Start of Task data

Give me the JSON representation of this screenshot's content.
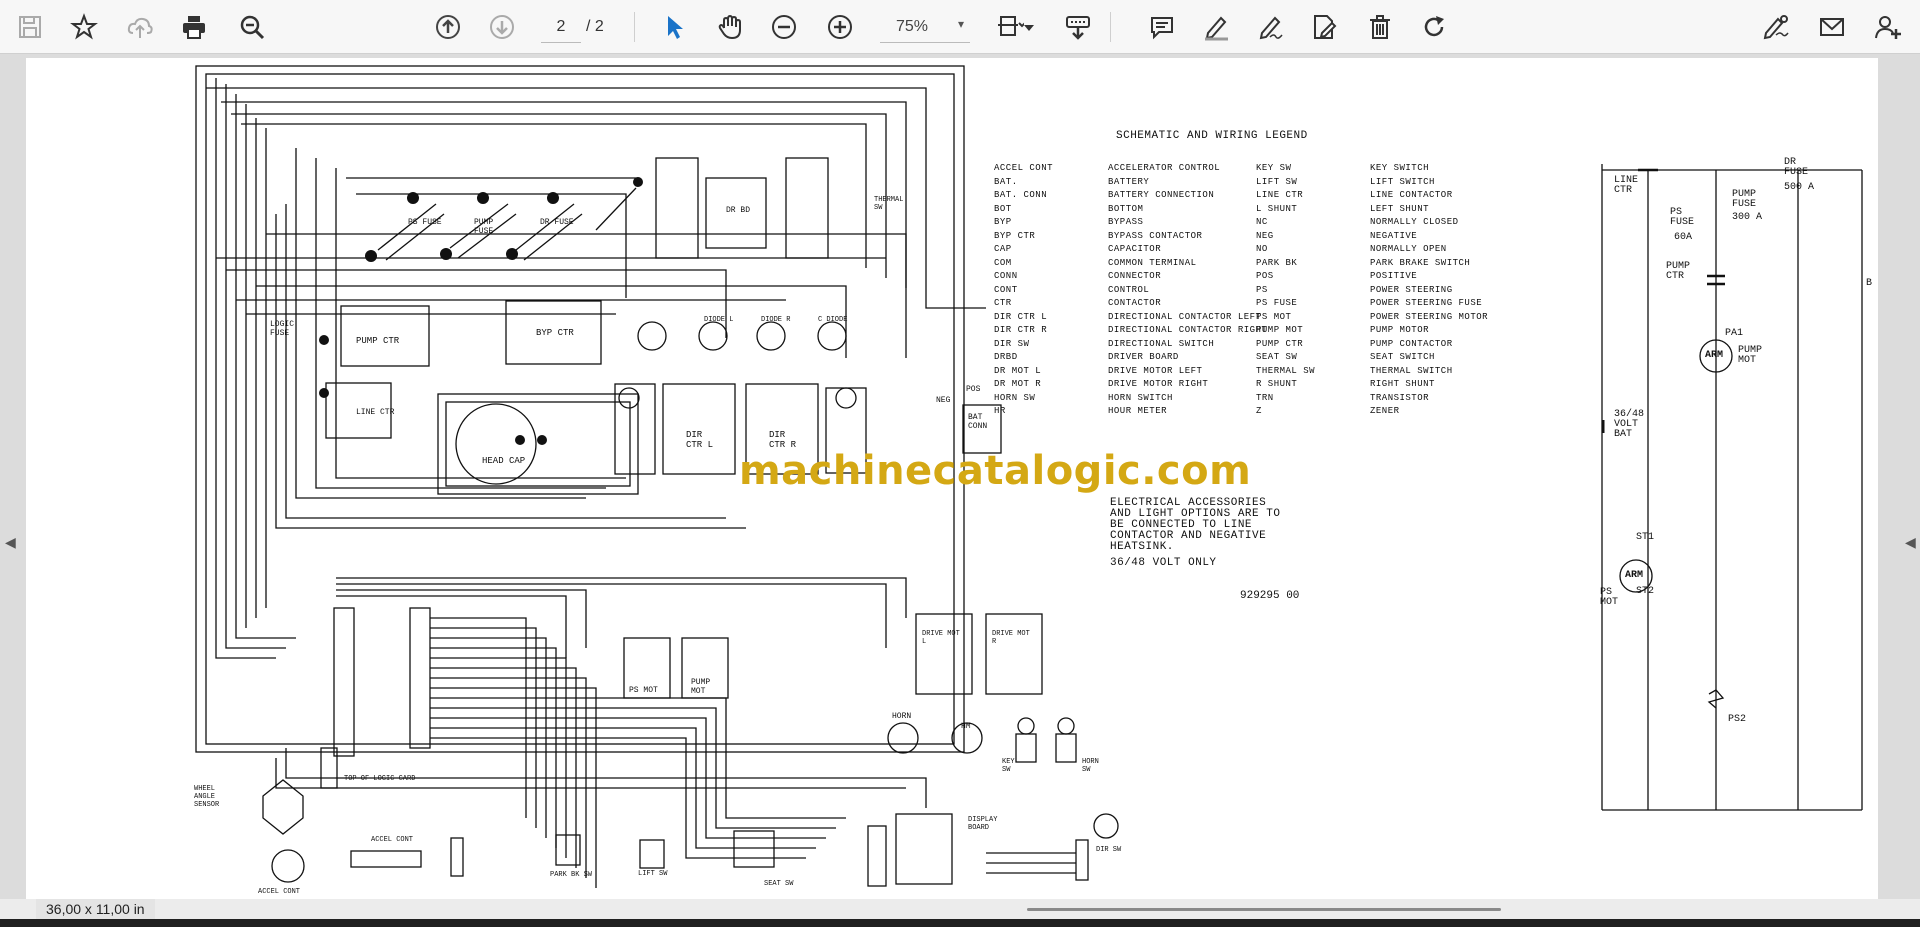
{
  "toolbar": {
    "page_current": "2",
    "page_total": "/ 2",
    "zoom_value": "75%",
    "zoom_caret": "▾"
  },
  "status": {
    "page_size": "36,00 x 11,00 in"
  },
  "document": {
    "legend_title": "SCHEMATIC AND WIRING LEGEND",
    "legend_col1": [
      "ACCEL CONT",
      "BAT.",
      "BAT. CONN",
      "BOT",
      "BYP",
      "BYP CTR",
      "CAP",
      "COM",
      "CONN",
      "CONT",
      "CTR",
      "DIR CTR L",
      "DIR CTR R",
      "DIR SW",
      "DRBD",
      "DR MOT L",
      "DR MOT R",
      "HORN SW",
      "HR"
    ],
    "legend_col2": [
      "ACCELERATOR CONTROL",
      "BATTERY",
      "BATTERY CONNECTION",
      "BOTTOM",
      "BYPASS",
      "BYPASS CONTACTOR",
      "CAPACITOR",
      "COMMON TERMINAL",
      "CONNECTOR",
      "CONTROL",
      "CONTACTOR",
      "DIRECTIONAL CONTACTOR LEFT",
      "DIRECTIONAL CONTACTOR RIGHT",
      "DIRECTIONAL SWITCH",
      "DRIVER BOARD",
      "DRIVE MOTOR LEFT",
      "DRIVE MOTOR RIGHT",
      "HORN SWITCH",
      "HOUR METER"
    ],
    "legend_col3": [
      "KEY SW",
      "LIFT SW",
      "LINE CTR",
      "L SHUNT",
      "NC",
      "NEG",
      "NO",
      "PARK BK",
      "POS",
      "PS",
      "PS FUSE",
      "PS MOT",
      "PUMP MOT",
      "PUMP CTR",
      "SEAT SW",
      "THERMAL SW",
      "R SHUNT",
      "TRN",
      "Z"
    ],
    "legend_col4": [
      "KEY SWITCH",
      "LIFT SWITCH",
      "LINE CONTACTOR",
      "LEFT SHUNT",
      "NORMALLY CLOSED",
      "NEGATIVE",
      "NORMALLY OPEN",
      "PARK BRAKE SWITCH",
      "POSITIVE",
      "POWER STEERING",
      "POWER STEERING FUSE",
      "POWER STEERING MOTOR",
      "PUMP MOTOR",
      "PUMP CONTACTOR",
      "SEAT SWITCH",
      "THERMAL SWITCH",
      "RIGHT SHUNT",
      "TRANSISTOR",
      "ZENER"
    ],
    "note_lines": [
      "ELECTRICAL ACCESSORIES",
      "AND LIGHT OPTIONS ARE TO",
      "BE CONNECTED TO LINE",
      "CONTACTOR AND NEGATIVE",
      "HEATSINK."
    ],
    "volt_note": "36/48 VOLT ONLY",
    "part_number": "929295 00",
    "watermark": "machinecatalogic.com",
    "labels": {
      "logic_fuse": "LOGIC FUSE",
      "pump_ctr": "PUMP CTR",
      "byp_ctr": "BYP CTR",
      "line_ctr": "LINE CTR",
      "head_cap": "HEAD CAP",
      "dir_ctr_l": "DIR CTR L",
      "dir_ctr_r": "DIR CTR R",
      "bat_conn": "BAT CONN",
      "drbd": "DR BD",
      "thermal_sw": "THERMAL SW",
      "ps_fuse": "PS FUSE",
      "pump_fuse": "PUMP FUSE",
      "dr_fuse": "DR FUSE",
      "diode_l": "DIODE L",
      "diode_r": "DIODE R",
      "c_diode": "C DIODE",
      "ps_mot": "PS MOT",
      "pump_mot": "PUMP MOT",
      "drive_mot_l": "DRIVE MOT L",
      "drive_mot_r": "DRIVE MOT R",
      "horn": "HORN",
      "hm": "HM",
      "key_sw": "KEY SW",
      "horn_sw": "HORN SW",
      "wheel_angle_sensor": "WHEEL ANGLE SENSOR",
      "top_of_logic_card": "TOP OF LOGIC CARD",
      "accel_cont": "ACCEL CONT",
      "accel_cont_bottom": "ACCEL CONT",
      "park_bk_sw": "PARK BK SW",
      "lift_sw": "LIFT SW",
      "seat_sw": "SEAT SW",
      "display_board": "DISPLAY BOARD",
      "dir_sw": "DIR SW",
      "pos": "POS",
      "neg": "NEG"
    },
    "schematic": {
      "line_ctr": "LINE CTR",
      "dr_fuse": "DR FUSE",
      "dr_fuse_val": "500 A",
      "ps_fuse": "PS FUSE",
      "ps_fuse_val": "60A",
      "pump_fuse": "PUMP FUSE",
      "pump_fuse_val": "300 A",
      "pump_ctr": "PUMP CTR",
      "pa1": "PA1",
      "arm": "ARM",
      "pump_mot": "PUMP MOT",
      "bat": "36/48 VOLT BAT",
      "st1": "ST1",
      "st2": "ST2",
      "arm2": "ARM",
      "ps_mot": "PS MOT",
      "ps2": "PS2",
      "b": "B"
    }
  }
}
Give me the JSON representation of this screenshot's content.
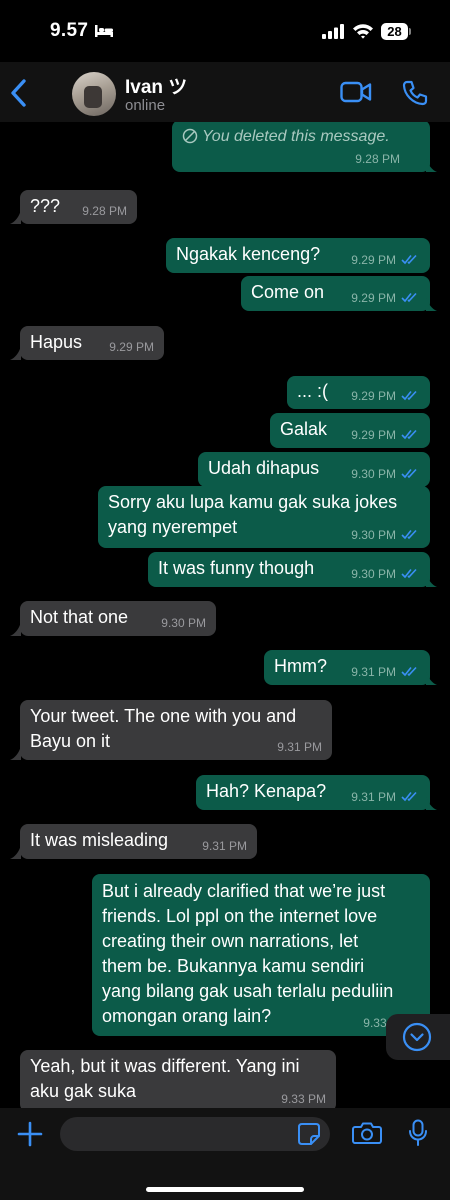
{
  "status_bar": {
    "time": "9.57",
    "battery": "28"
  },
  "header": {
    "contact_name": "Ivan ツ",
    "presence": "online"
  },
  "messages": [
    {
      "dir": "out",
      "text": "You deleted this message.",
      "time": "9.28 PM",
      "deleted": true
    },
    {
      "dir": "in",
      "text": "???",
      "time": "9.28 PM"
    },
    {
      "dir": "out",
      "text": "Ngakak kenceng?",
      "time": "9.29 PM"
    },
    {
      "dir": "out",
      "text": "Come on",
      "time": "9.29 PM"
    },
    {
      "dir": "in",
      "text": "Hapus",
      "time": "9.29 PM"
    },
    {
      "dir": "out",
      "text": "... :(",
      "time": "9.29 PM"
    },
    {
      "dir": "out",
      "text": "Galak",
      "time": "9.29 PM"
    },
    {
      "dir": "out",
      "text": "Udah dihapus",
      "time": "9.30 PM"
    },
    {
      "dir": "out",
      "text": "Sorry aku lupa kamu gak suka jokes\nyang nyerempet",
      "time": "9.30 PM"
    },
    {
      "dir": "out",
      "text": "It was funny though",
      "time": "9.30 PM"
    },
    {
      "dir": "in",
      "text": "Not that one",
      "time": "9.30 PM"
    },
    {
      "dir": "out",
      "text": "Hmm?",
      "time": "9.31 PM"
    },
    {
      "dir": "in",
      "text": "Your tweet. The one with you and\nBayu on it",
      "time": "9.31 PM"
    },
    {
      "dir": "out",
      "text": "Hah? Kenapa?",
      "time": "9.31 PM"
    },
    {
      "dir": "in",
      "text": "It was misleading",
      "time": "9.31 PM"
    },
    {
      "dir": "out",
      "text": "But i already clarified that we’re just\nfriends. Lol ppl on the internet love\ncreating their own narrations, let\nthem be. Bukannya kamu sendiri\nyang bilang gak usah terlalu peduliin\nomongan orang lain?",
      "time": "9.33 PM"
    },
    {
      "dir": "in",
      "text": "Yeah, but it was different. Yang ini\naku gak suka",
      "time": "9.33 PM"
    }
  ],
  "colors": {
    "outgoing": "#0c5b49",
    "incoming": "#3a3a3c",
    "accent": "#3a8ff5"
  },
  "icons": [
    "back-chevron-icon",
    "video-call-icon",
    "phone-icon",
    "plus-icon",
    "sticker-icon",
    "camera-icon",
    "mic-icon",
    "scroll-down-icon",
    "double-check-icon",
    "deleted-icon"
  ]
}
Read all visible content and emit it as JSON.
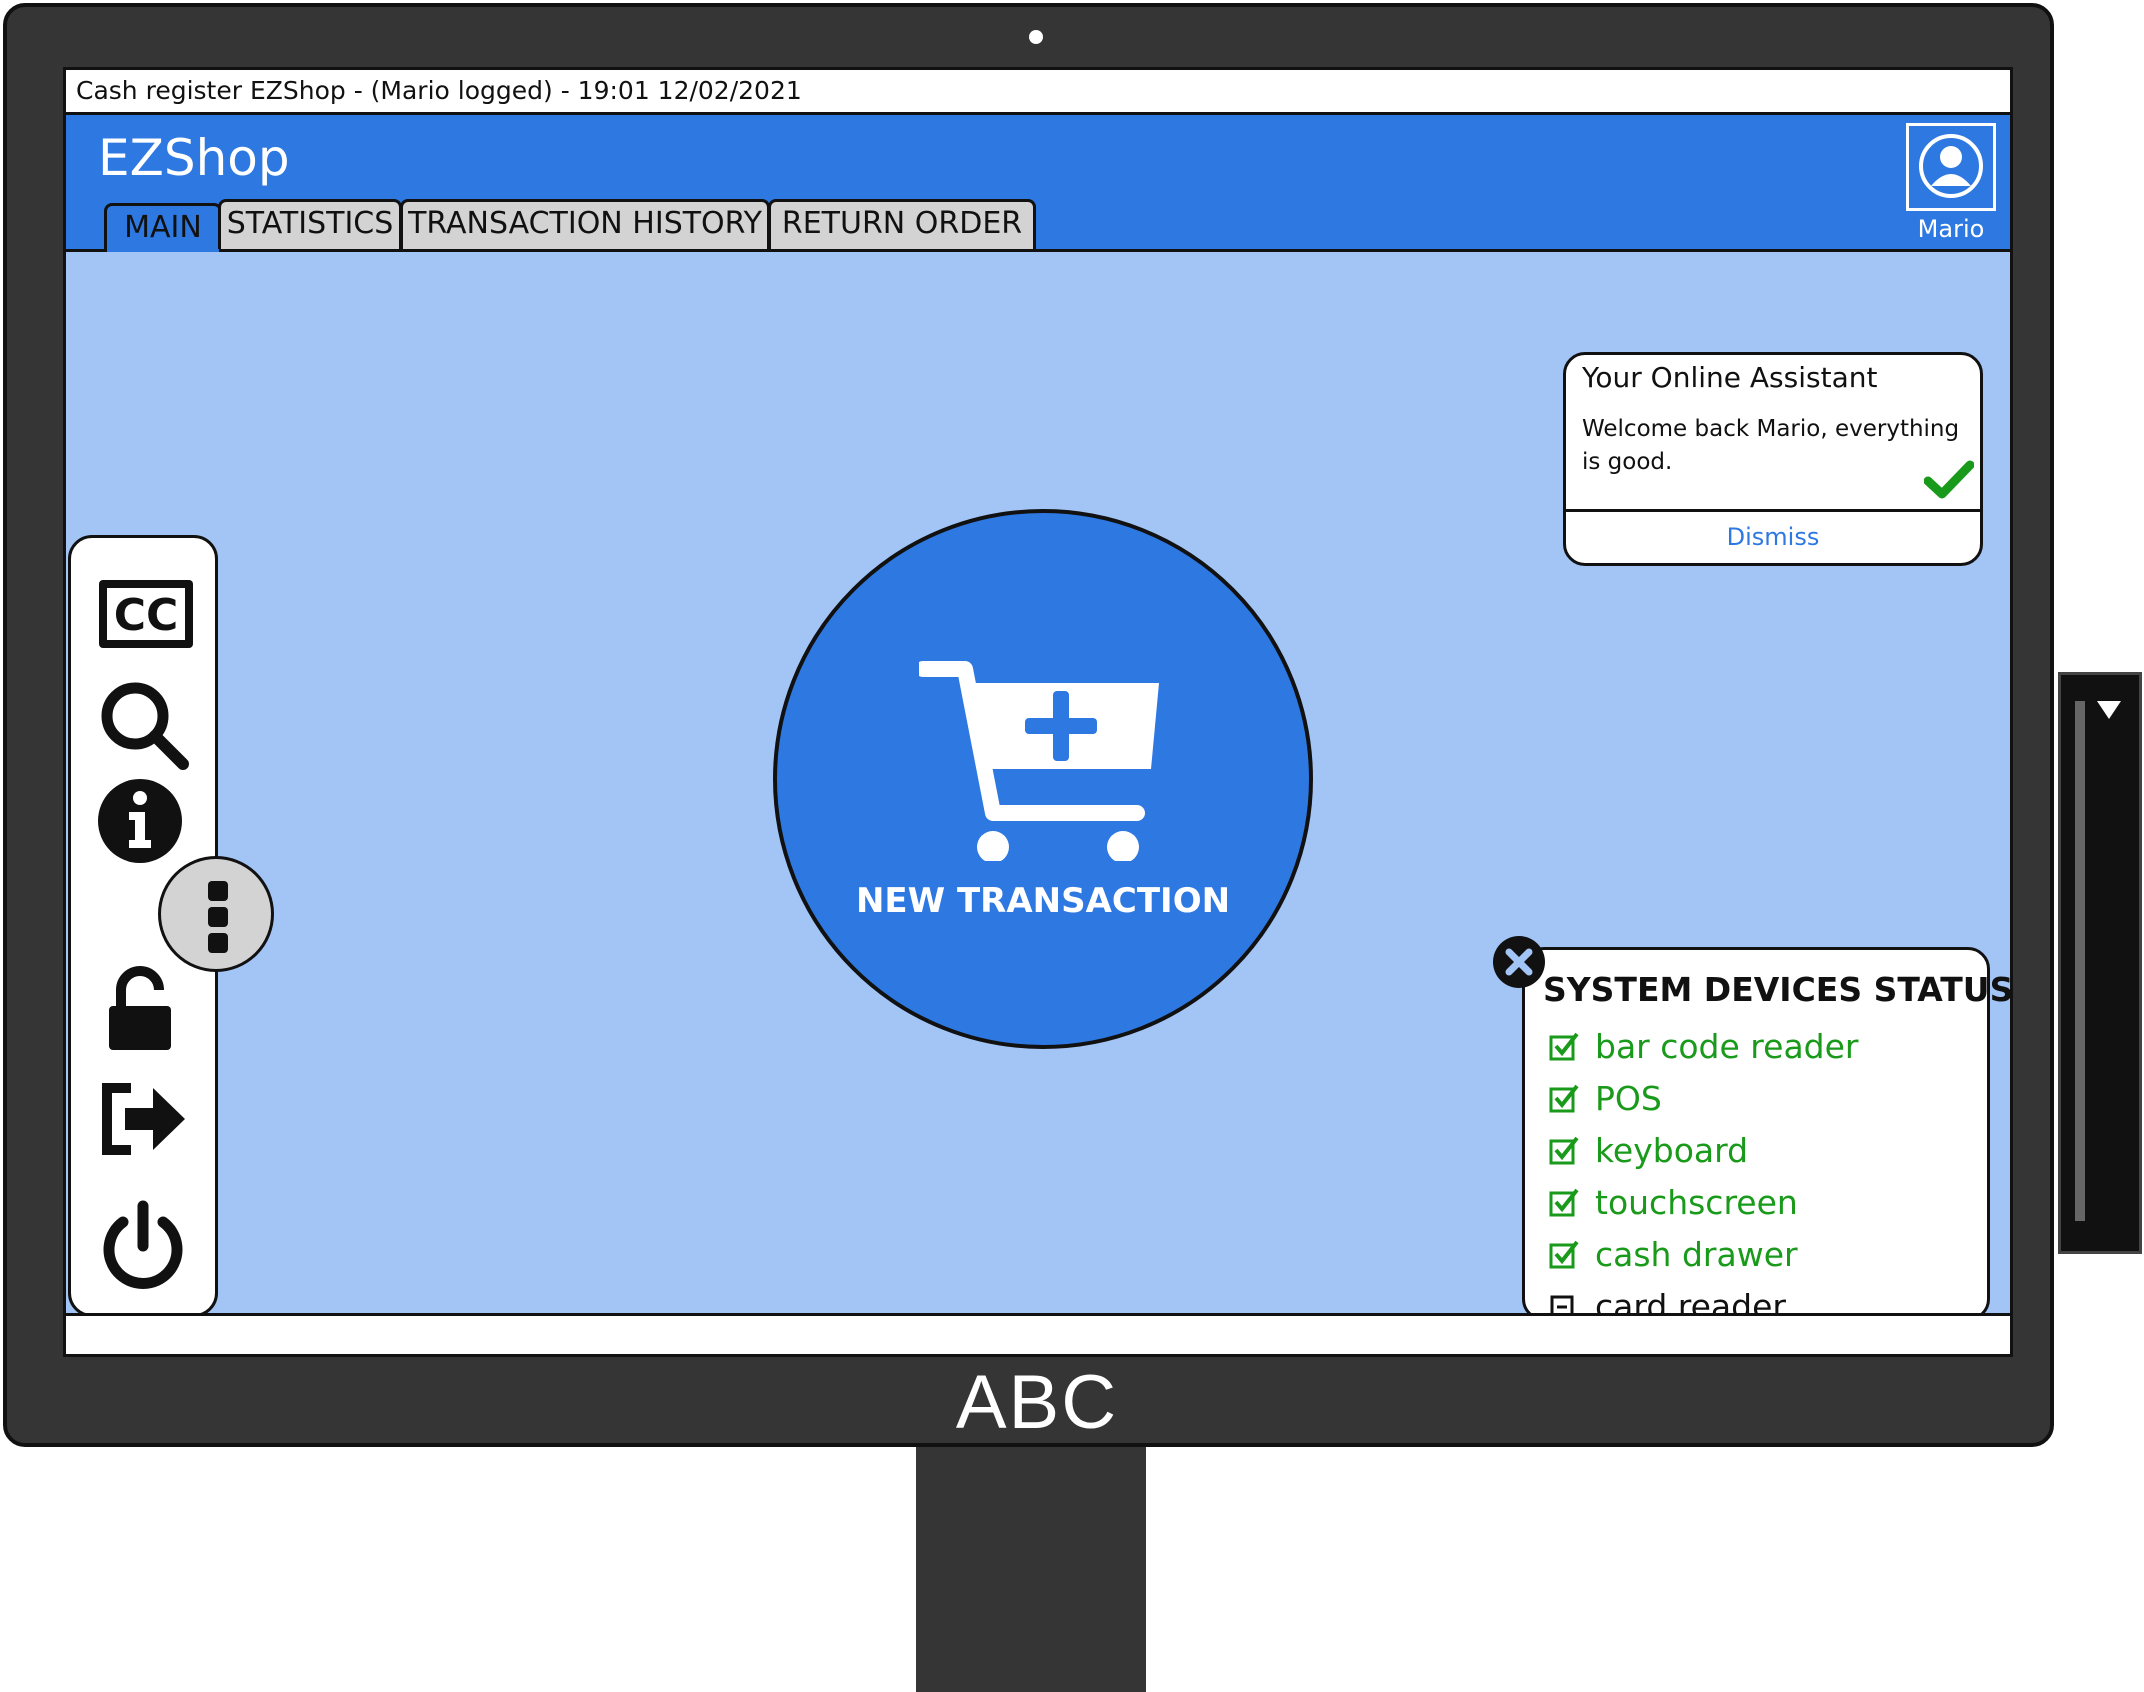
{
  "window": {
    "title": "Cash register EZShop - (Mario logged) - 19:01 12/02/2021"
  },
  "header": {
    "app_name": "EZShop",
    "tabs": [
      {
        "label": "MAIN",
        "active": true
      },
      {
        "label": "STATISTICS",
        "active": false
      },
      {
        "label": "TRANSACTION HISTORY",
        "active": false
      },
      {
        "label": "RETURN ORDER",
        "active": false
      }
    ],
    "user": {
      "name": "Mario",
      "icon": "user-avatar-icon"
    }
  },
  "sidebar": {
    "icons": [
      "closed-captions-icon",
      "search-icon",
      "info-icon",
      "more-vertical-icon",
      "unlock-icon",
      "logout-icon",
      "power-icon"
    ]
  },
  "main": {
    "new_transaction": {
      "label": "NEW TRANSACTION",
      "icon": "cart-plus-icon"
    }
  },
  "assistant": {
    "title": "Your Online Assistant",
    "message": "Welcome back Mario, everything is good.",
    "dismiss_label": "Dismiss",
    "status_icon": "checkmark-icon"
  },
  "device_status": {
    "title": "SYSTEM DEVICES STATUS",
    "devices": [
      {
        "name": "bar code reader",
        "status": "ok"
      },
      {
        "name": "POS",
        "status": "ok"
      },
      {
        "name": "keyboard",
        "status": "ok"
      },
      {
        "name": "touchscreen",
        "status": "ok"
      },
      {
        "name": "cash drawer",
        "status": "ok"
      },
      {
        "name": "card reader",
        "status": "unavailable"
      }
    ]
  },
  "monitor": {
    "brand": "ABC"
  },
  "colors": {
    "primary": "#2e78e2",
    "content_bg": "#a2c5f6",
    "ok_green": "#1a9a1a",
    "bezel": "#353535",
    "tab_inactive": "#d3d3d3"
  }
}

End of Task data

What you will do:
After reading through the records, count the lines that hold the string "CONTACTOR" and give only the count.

Expected output:
7